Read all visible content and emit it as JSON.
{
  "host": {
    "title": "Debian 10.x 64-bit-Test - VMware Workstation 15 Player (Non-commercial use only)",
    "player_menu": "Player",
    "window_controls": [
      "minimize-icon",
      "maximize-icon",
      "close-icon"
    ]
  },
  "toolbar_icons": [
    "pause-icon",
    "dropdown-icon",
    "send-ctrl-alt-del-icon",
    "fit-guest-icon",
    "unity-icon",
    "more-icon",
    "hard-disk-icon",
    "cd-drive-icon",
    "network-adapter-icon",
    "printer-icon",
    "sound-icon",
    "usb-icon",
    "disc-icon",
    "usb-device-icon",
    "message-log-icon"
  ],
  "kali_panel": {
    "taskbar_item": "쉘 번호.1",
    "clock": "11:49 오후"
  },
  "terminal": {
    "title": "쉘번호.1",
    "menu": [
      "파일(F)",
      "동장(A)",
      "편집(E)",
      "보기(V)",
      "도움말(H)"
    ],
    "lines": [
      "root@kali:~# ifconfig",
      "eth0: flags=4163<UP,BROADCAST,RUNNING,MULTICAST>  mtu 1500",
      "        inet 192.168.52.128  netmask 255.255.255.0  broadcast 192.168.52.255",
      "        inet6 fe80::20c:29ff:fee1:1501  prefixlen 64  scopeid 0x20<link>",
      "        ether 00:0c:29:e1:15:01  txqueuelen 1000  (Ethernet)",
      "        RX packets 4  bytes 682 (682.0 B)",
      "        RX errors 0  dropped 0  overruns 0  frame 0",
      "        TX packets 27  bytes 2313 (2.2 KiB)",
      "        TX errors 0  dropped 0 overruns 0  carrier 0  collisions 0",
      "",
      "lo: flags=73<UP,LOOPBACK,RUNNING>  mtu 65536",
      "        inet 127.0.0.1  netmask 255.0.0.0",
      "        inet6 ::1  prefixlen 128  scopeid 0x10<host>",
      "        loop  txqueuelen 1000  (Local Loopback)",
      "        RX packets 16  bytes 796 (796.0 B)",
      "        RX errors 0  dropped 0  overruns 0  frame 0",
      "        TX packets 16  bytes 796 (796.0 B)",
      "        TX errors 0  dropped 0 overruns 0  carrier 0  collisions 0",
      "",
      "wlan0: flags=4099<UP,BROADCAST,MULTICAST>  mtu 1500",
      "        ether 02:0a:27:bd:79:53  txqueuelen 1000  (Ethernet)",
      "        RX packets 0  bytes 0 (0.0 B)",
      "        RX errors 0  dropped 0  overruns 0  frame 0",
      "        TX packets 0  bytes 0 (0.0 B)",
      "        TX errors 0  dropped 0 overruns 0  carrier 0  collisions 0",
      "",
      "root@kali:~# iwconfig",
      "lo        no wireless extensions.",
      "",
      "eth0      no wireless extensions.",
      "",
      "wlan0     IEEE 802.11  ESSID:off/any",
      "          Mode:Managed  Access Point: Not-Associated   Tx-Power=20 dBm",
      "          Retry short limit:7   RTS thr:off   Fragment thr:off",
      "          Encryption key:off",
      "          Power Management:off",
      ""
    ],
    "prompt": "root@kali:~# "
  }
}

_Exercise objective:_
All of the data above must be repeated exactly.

_Completed task:_
Read all visible content and emit it as JSON.
{
  "host": {
    "title": "Debian 10.x 64-bit-Test - VMware Workstation 15 Player (Non-commercial use only)",
    "player_menu": "Player",
    "window_controls": [
      "minimize-icon",
      "maximize-icon",
      "close-icon"
    ]
  },
  "toolbar_icons": [
    "pause-icon",
    "dropdown-icon",
    "send-ctrl-alt-del-icon",
    "fit-guest-icon",
    "unity-icon",
    "more-icon",
    "hard-disk-icon",
    "cd-drive-icon",
    "network-adapter-icon",
    "printer-icon",
    "sound-icon",
    "usb-icon",
    "disc-icon",
    "usb-device-icon",
    "message-log-icon"
  ],
  "kali_panel": {
    "taskbar_item": "쉘 번호.1",
    "clock": "11:49 오후"
  },
  "terminal": {
    "title": "쉘번호.1",
    "menu": [
      "파일(F)",
      "동장(A)",
      "편집(E)",
      "보기(V)",
      "도움말(H)"
    ],
    "lines": [
      "root@kali:~# ifconfig",
      "eth0: flags=4163<UP,BROADCAST,RUNNING,MULTICAST>  mtu 1500",
      "        inet 192.168.52.128  netmask 255.255.255.0  broadcast 192.168.52.255",
      "        inet6 fe80::20c:29ff:fee1:1501  prefixlen 64  scopeid 0x20<link>",
      "        ether 00:0c:29:e1:15:01  txqueuelen 1000  (Ethernet)",
      "        RX packets 4  bytes 682 (682.0 B)",
      "        RX errors 0  dropped 0  overruns 0  frame 0",
      "        TX packets 27  bytes 2313 (2.2 KiB)",
      "        TX errors 0  dropped 0 overruns 0  carrier 0  collisions 0",
      "",
      "lo: flags=73<UP,LOOPBACK,RUNNING>  mtu 65536",
      "        inet 127.0.0.1  netmask 255.0.0.0",
      "        inet6 ::1  prefixlen 128  scopeid 0x10<host>",
      "        loop  txqueuelen 1000  (Local Loopback)",
      "        RX packets 16  bytes 796 (796.0 B)",
      "        RX errors 0  dropped 0  overruns 0  frame 0",
      "        TX packets 16  bytes 796 (796.0 B)",
      "        TX errors 0  dropped 0 overruns 0  carrier 0  collisions 0",
      "",
      "wlan0: flags=4099<UP,BROADCAST,MULTICAST>  mtu 1500",
      "        ether 02:0a:27:bd:79:53  txqueuelen 1000  (Ethernet)",
      "        RX packets 0  bytes 0 (0.0 B)",
      "        RX errors 0  dropped 0  overruns 0  frame 0",
      "        TX packets 0  bytes 0 (0.0 B)",
      "        TX errors 0  dropped 0 overruns 0  carrier 0  collisions 0",
      "",
      "root@kali:~# iwconfig",
      "lo        no wireless extensions.",
      "",
      "eth0      no wireless extensions.",
      "",
      "wlan0     IEEE 802.11  ESSID:off/any",
      "          Mode:Managed  Access Point: Not-Associated   Tx-Power=20 dBm",
      "          Retry short limit:7   RTS thr:off   Fragment thr:off",
      "          Encryption key:off",
      "          Power Management:off",
      ""
    ],
    "prompt": "root@kali:~# "
  }
}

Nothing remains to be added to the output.